FRONTIER Agriculture’s annual round of Northern meetings last month (February) focused on moving forward following the challenging autumn planting conditions.

The company’s Jim Knight estimated that as much as 30 per cent of 2019 autumn wheat seed in the North was still in the barn and his main message was for growers to avoid “turning one season’s difficulties into a multi-year problem.

“There was a wide variation between individual farmers and their ability to achieve a successful drilling outcome,” said Mr Knight, Frontier’s seed business development manager.

“However, many encountered problems and there is no doubt that output from harvest 2020 is going to be compromised.

“The opportunity sits with the 2021 harvest, so it is important to maximise that opportunity.

“My advice is to try and reduce the risk of getting caught in a cycle of late harvests, leading to late drilling. That means avoiding further damage to soils which could affect sowing conditions for the coming autumn.

“But I feel that maximising the winter wheat acreage is still the best way to optimise financial returns within the rotation.”

When choosing winter wheats for this season, he advised growers to limit their main selections to those with a score of 6.0 or above for septoria resistance.

Varieties with this rating had out-yielded their rivals at Frontier’s Driffield and Stokesley sites, he said.

In trials, the top four varieties all had a septoria resistance score of 6.4-plus and they produced yields ranging from 12.2 to 12.6t/ha.

These included the group two milling variety, KWS Extase, which has a septoria rating of 8.1, as well as SY Insitor. The older varieties, Graham and Shabras, also featured in the list of best performers.

Mr Knight stressed the importance of taking into consideration a variety’s long-term consistency of performance.

“Assessing a variety over a period of three years and across seven sites takes out the variation which can be experienced from year-to-year,” he said.

“When these factors are taken into account, Gleam stands out from the others.

“It had a 105 per cent yield, which is two points above the rest. Merchant sales figures also reflect its qualities and it has been our most popular among farmers. Other consistent varieties that are worth a mention in this context include KWS Extase and Graham.”

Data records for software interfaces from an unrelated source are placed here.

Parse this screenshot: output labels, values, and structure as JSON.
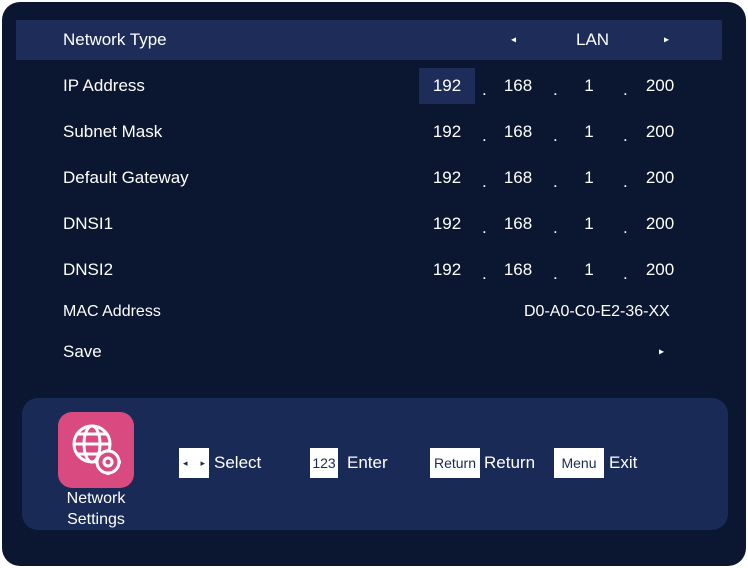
{
  "network_type": {
    "label": "Network Type",
    "value": "LAN",
    "prev_arrow": "◂",
    "next_arrow": "▸"
  },
  "fields": [
    {
      "label": "IP Address",
      "octets": [
        "192",
        "168",
        "1",
        "200"
      ]
    },
    {
      "label": "Subnet Mask",
      "octets": [
        "192",
        "168",
        "1",
        "200"
      ]
    },
    {
      "label": "Default Gateway",
      "octets": [
        "192",
        "168",
        "1",
        "200"
      ]
    },
    {
      "label": "DNSI1",
      "octets": [
        "192",
        "168",
        "1",
        "200"
      ]
    },
    {
      "label": "DNSI2",
      "octets": [
        "192",
        "168",
        "1",
        "200"
      ]
    }
  ],
  "separator": ".",
  "mac": {
    "label": "MAC Address",
    "value": "D0-A0-C0-E2-36-XX"
  },
  "save": {
    "label": "Save",
    "arrow": "▸"
  },
  "footer": {
    "app_icon": "globe-gear-icon",
    "app_label_line1": "Network",
    "app_label_line2": "Settings",
    "hints": [
      {
        "key": "◂ ▸",
        "key_icon": "left-right-arrows-icon",
        "text": "Select"
      },
      {
        "key": "123",
        "text": "Enter"
      },
      {
        "key": "Return",
        "text": "Return"
      },
      {
        "key": "Menu",
        "text": "Exit"
      }
    ]
  },
  "colors": {
    "background": "#0b1630",
    "selected_row": "#1d2c58",
    "footer": "#1a2a57",
    "app_icon": "#d94b80",
    "text": "#ffffff"
  }
}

It was understandable that many Northern producers would opt for tried and tested winter wheat varieties for the coming season, due to the disappointing autumn of 2019, said Mr Knight. Nevertheless, he highlighted the newcomer, KWS Parkin, which he described as a “potential replacement for Grafton”.

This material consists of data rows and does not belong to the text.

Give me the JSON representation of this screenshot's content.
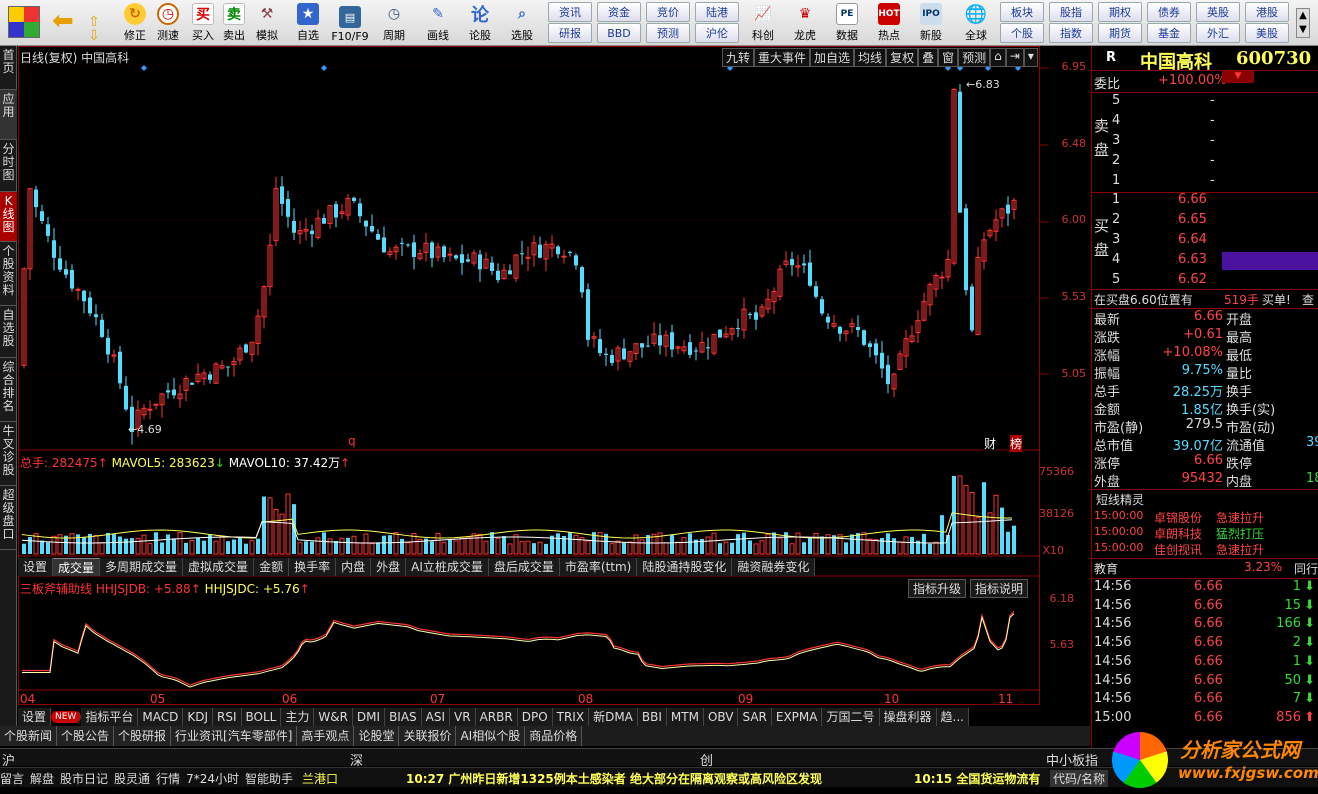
{
  "toolbar": {
    "buttons": [
      {
        "label": "修正"
      },
      {
        "label": "测速"
      },
      {
        "label": "买入"
      },
      {
        "label": "卖出"
      },
      {
        "label": "模拟"
      },
      {
        "label": "自选"
      },
      {
        "label": "F10/F9"
      },
      {
        "label": "周期"
      },
      {
        "label": "画线"
      },
      {
        "label": "论股"
      },
      {
        "label": "选股"
      },
      {
        "label": "科创"
      },
      {
        "label": "龙虎"
      },
      {
        "label": "数据"
      },
      {
        "label": "热点"
      },
      {
        "label": "新股"
      },
      {
        "label": "全球"
      }
    ],
    "small_buttons": [
      "资讯",
      "资金",
      "竞价",
      "陆港",
      "研报",
      "BBD",
      "预测",
      "沪伦",
      "板块",
      "股指",
      "期权",
      "债券",
      "英股",
      "港股",
      "个股",
      "指数",
      "期货",
      "基金",
      "外汇",
      "美股"
    ]
  },
  "left_tabs": [
    "首页",
    "应用",
    "分时图",
    "K线图",
    "个股资料",
    "自选股",
    "综合排名",
    "牛叉诊股",
    "超级盘口"
  ],
  "chart": {
    "title": "日线(复权)  中国高科",
    "top_buttons": [
      "九转",
      "重大事件",
      "加自选",
      "均线",
      "复权",
      "叠",
      "窗",
      "预测"
    ],
    "price_axis": [
      "6.95",
      "6.48",
      "6.00",
      "5.53",
      "5.05"
    ],
    "high_marker": "6.83",
    "low_marker": "4.69",
    "badge_q": "q",
    "badge_cai": "财",
    "badge_bang": "榜",
    "vol_header": {
      "total": "总手: 282475",
      "ma5": "MAVOL5: 283623",
      "ma10": "MAVOL10: 37.42万"
    },
    "vol_axis": [
      "75366",
      "38126"
    ],
    "vol_unit": "X10",
    "mid_tabs": [
      "设置",
      "成交量",
      "多周期成交量",
      "虚拟成交量",
      "金额",
      "换手率",
      "内盘",
      "外盘",
      "AI立桩成交量",
      "盘后成交量",
      "市盈率(ttm)",
      "陆股通持股变化",
      "融资融券变化"
    ],
    "ind_header": {
      "name": "三板斧辅助线",
      "a": "HHJSJDB: +5.88",
      "b": "HHJSJDC: +5.76"
    },
    "ind_buttons": [
      "指标升级",
      "指标说明"
    ],
    "ind_axis": [
      "6.18",
      "5.63"
    ],
    "months": [
      "04",
      "05",
      "06",
      "07",
      "08",
      "09",
      "10",
      "11"
    ],
    "bottom_tabs": [
      "设置",
      "NEW",
      "指标平台",
      "MACD",
      "KDJ",
      "RSI",
      "BOLL",
      "主力",
      "W&R",
      "DMI",
      "BIAS",
      "ASI",
      "VR",
      "ARBR",
      "DPO",
      "TRIX",
      "新DMA",
      "BBI",
      "MTM",
      "OBV",
      "SAR",
      "EXPMA",
      "万国二号",
      "操盘利器",
      "趋..."
    ]
  },
  "right": {
    "code_prefix": "R",
    "name": "中国高科",
    "code": "600730",
    "weibi_label": "委比",
    "weibi_value": "+100.00%",
    "sell_label": "卖盘",
    "buy_label": "买盘",
    "sell": [
      {
        "n": "5",
        "p": "-"
      },
      {
        "n": "4",
        "p": "-"
      },
      {
        "n": "3",
        "p": "-"
      },
      {
        "n": "2",
        "p": "-"
      },
      {
        "n": "1",
        "p": "-"
      }
    ],
    "buy": [
      {
        "n": "1",
        "p": "6.66"
      },
      {
        "n": "2",
        "p": "6.65"
      },
      {
        "n": "3",
        "p": "6.64"
      },
      {
        "n": "4",
        "p": "6.63"
      },
      {
        "n": "5",
        "p": "6.62"
      }
    ],
    "buy_note": "在买盘6.60位置有",
    "buy_note_qty": "519手",
    "buy_note_tag": "买单!",
    "buy_note_tail": "查",
    "quote": [
      {
        "k": "最新",
        "v": "6.66",
        "k2": "开盘"
      },
      {
        "k": "涨跌",
        "v": "+0.61",
        "k2": "最高"
      },
      {
        "k": "涨幅",
        "v": "+10.08%",
        "k2": "最低"
      },
      {
        "k": "振幅",
        "v": "9.75%",
        "k2": "量比"
      },
      {
        "k": "总手",
        "v": "28.25万",
        "k2": "换手"
      },
      {
        "k": "金额",
        "v": "1.85亿",
        "k2": "换手(实)"
      },
      {
        "k": "市盈(静)",
        "v": "279.5",
        "k2": "市盈(动)"
      },
      {
        "k": "总市值",
        "v": "39.07亿",
        "k2": "流通值",
        "v2": "39"
      },
      {
        "k": "涨停",
        "v": "6.66",
        "k2": "跌停"
      },
      {
        "k": "外盘",
        "v": "95432",
        "k2": "内盘",
        "v2": "18"
      }
    ],
    "short_title": "短线精灵",
    "short": [
      {
        "t": "15:00:00",
        "s": "卓锦股份",
        "e": "急速拉升"
      },
      {
        "t": "15:00:00",
        "s": "卓朗科技",
        "e": "猛烈打压"
      },
      {
        "t": "15:00:00",
        "s": "佳创视讯",
        "e": "急速拉升"
      }
    ],
    "sector": "教育",
    "sector_pct": "3.23%",
    "sector_tail": "同行",
    "ticks": [
      {
        "t": "14:56",
        "p": "6.66",
        "v": "1"
      },
      {
        "t": "14:56",
        "p": "6.66",
        "v": "15"
      },
      {
        "t": "14:56",
        "p": "6.66",
        "v": "166"
      },
      {
        "t": "14:56",
        "p": "6.66",
        "v": "2"
      },
      {
        "t": "14:56",
        "p": "6.66",
        "v": "1"
      },
      {
        "t": "14:56",
        "p": "6.66",
        "v": "50"
      },
      {
        "t": "14:56",
        "p": "6.66",
        "v": "7"
      },
      {
        "t": "15:00",
        "p": "6.66",
        "v": "856"
      }
    ]
  },
  "newsbar": [
    "个股新闻",
    "个股公告",
    "个股研报",
    "行业资讯[汽车零部件]",
    "高手观点",
    "论股堂",
    "关联报价",
    "AI相似个股",
    "商品价格"
  ],
  "idxbar": {
    "a": "沪",
    "b": "深",
    "c": "创",
    "d": "中小板指"
  },
  "status": {
    "items": [
      "留言",
      "解盘",
      "股市日记",
      "股灵通",
      "行情",
      "7*24小时",
      "智能助手"
    ],
    "port": "兰港口",
    "news1": "10:27 广州昨日新增1325例本土感染者 绝大部分在隔离观察或高风险区发现",
    "news2": "10:15 全国货运物流有",
    "tail": "代码/名称"
  },
  "logo": {
    "text": "分析家公式网",
    "url": "www.fxjgsw.com"
  },
  "colors": {
    "up": "#ff3333",
    "down": "#55ddff",
    "yellow": "#ffff55"
  }
}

“KWS Parkin excelled in the North of England. It brings features that have rarely been seen among new varieties over the past few years.

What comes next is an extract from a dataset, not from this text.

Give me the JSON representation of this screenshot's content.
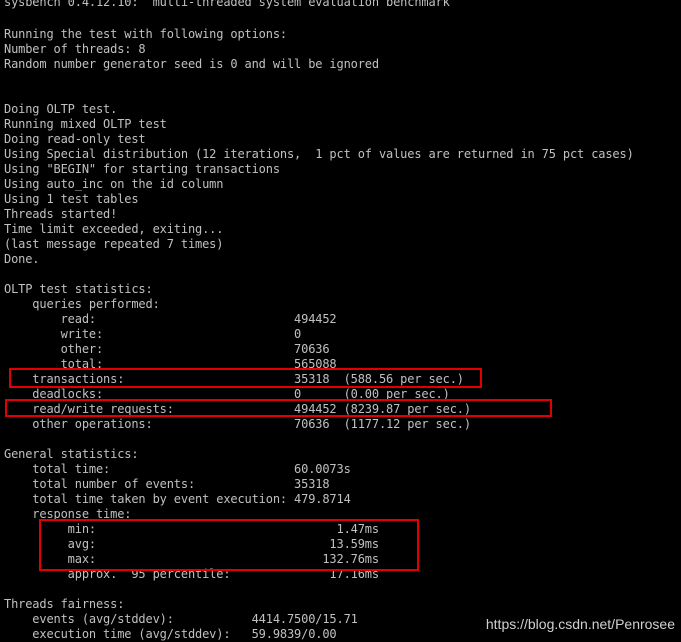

“It is early-maturing and has shorter and stiffer straw compared with any other variety on the 2020 Recommended List (RL), although the variety itself just failed to make the List after falling slightly short on yield figures.

“I believe that the advantages of early harvesting and strong straw outweigh the potential loss of a couple of yield percentage points; it has a production figure of 103 per cent.”

While SY Insitor produced excellent yields, it was a tall variety with a 6/7 score for lodging and therefore its straw was potentially a weak point. It was a hard group four with an excellent specific weight.

Meanwhile, KWS Kinetic was another high-yielder, although it had a degree of disease susceptibility and Mr Knight classified it as “high input/high output”, designed for the high-volume feed market.

RGT Saki also stood out, but it was the late yielding and possibly less suitable for the North compared with some of the other contenders.

It suited the main drilling window and had potential for the distilling market.

“We also have to consider seed availability for 2020 autumn sowing,” said Mr Knight.

“It is still unclear exactly how much seed remains in storage from last year and these stocks may help to make up a possible shortage caused by the reduction in planting,” he added.

“But it seems likely that seed supply will be under pressure and I would urge growers to make their selections in good time and place orders early, if they are to secure their first choice of varieties.”

The wheat trials results also pointed to the benefits of using the seed treatment, Vibrance Duo (fludioxonil + sedaxane), he added. Plants that had received the product showed visibly faster establishment, with larger shoots and roots.

It had proved a worthwhile return on investment at a cost of £10/ha.

In the barley trials, the six-row hybrids continued to outperform conventional varieties, said Mr Knight.

“The six-rows are highly vigorous and therefore offer flexibility; they can be drilled later compared with conventional types,” said Mr Knight.

“They are high-yielding and very attractive, particularly for the northern climate. The top performer in our trials was SY Kingsbarn.”